Roland-Garros French Open is expecting a decline in sponsorship revenues due to restrictions on the number of fans attending the Grand Slam tournament. The French government has decided to limit spectators in arenas due to the spread of coronavirus.
Initially, the French Tennis Federation introduced a model that would allow spectators to fill in 50-60% of the space in the venues or a maximum of 20,000 individuals per day. However, the rise in infection cases in France again this month saw the number of spectators to be capped at 1000 per day, comprising 750 fans, 200 sponsors, and 50 for players and staff.
The new guidelines of French government have been a big blow for the tournament. The gate revenues are important for the tournament as they constitute a major chunk of revenue. Along with fans, sponsors are also set to face the brunt of the new guidelines.
There could be negotiations with sponsors to alter the terms of deals. Rights that are linked to the in-stadia capacity, in relation to hospitality and/or sales opportunities, fees could now be reduced to reflect the reduced in-stadium capacity.
Sponsorship rights linked to broadcast are unlikely to suffer since broadcasters have a contractual obligation to air a minimum number of hours.

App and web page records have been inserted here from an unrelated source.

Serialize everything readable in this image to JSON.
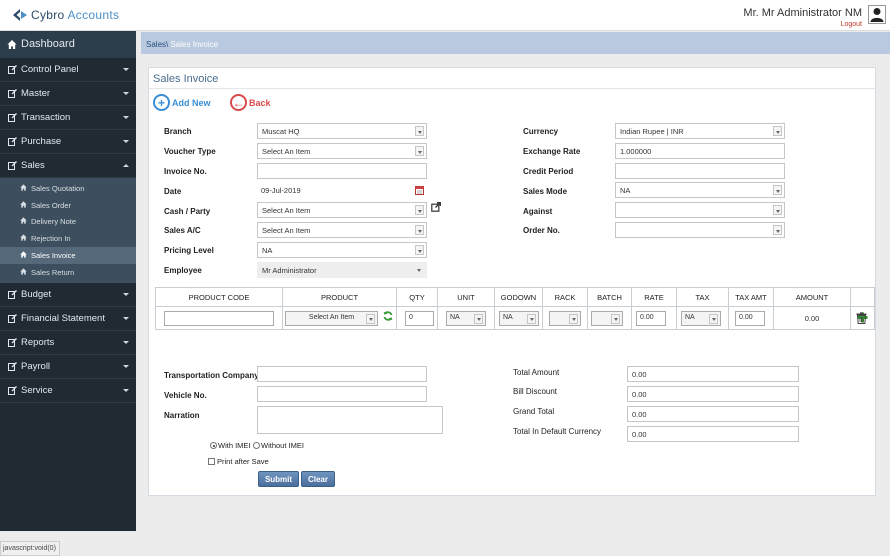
{
  "header": {
    "brand_main": "Cybro",
    "brand_accent": "Accounts",
    "user_name": "Mr. Mr Administrator NM",
    "logout": "Logout"
  },
  "sidebar": {
    "dashboard": "Dashboard",
    "items_top": [
      "Control Panel",
      "Master",
      "Transaction",
      "Purchase",
      "Sales"
    ],
    "sales_sub": [
      "Sales Quotation",
      "Sales Order",
      "Delivery Note",
      "Rejection In",
      "Sales Invoice",
      "Sales Return"
    ],
    "items_bottom": [
      "Budget",
      "Financial Statement",
      "Reports",
      "Payroll",
      "Service"
    ]
  },
  "status_text": "javascript:void(0)",
  "breadcrumb": {
    "parent": "Sales\\",
    "current": "Sales Invoice"
  },
  "panel": {
    "title": "Sales Invoice",
    "add_new": "Add New",
    "back": "Back"
  },
  "form": {
    "branch_label": "Branch",
    "branch_value": "Muscat HQ",
    "voucher_type_label": "Voucher Type",
    "voucher_type_value": "Select An Item",
    "invoice_no_label": "Invoice No.",
    "invoice_no_value": "",
    "date_label": "Date",
    "date_value": "09-Jul-2019",
    "cash_party_label": "Cash / Party",
    "cash_party_value": "Select An Item",
    "sales_ac_label": "Sales A/C",
    "sales_ac_value": "Select An Item",
    "pricing_level_label": "Pricing Level",
    "pricing_level_value": "NA",
    "employee_label": "Employee",
    "employee_value": "Mr Administrator",
    "currency_label": "Currency",
    "currency_value": "Indian Rupee | INR",
    "exchange_rate_label": "Exchange Rate",
    "exchange_rate_value": "1.000000",
    "credit_period_label": "Credit Period",
    "credit_period_value": "",
    "sales_mode_label": "Sales Mode",
    "sales_mode_value": "NA",
    "against_label": "Against",
    "against_value": "",
    "order_no_label": "Order No.",
    "order_no_value": ""
  },
  "grid": {
    "headers": [
      "PRODUCT CODE",
      "PRODUCT",
      "QTY",
      "UNIT",
      "GODOWN",
      "RACK",
      "BATCH",
      "RATE",
      "TAX",
      "TAX AMT",
      "AMOUNT"
    ],
    "row": {
      "product_code": "",
      "product": "Select An Item",
      "qty": "0",
      "unit": "NA",
      "godown": "NA",
      "rack": "",
      "batch": "",
      "rate": "0.00",
      "tax": "NA",
      "tax_amt": "0.00",
      "amount": "0.00"
    }
  },
  "footer": {
    "transport_label": "Transportation Company",
    "transport_value": "",
    "vehicle_label": "Vehicle No.",
    "vehicle_value": "",
    "narration_label": "Narration",
    "narration_value": "",
    "with_imei": "With IMEI",
    "without_imei": "Without IMEI",
    "print_after_save": "Print after Save",
    "total_amount_label": "Total Amount",
    "total_amount_value": "0.00",
    "bill_discount_label": "Bill Discount",
    "bill_discount_value": "0.00",
    "grand_total_label": "Grand Total",
    "grand_total_value": "0.00",
    "total_default_label": "Total In Default Currency",
    "total_default_value": "0.00",
    "submit": "Submit",
    "clear": "Clear"
  },
  "colors": {
    "sidebar_bg": "#1f2a33",
    "breadcrumb_bg": "#b9c9df",
    "add_green": "#2e9b2e",
    "add_blue": "#3a8fd6",
    "back_red": "#d94b4b"
  },
  "icons": [
    "logo-icon",
    "user-icon",
    "home-icon",
    "edit-icon",
    "caret-icon",
    "add-circle-icon",
    "back-circle-icon",
    "calendar-icon",
    "external-link-icon",
    "refresh-icon",
    "add-row-icon",
    "delete-icon"
  ]
}
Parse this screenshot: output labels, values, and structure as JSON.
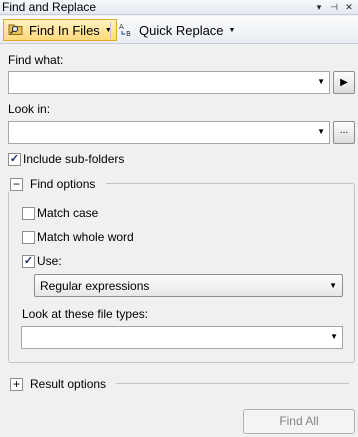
{
  "window": {
    "title": "Find and Replace",
    "controls": {
      "dropdown": "▾",
      "pin": "⊣",
      "close": "✕"
    }
  },
  "toolbar": {
    "find_in_files": "Find In Files",
    "quick_replace": "Quick Replace"
  },
  "find_what": {
    "label": "Find what:",
    "value": ""
  },
  "look_in": {
    "label": "Look in:",
    "value": "",
    "browse": "..."
  },
  "include_subfolders": {
    "label": "Include sub-folders",
    "checked": true
  },
  "find_options": {
    "label": "Find options",
    "match_case": {
      "label": "Match case",
      "checked": false
    },
    "match_whole_word": {
      "label": "Match whole word",
      "checked": false
    },
    "use": {
      "label": "Use:",
      "checked": true,
      "selected": "Regular expressions"
    },
    "file_types": {
      "label": "Look at these file types:",
      "value": ""
    }
  },
  "result_options": {
    "label": "Result options"
  },
  "find_all_label": "Find All"
}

Similarly, digital rights will also be delivered with no reduction in value.
Although there is a decline in revenue for 2020, the officials are confident of bouncing back strongly next year by making good profits in terms of commercial business. This is mainly due to the long-term nature of many deals and the potential for making-good arrangements well in advance.
Leading up to Roland-Garros 2021, the FFT will look to work with specialist agencies in China, India, and the US to help sell in those markets where it has a limited network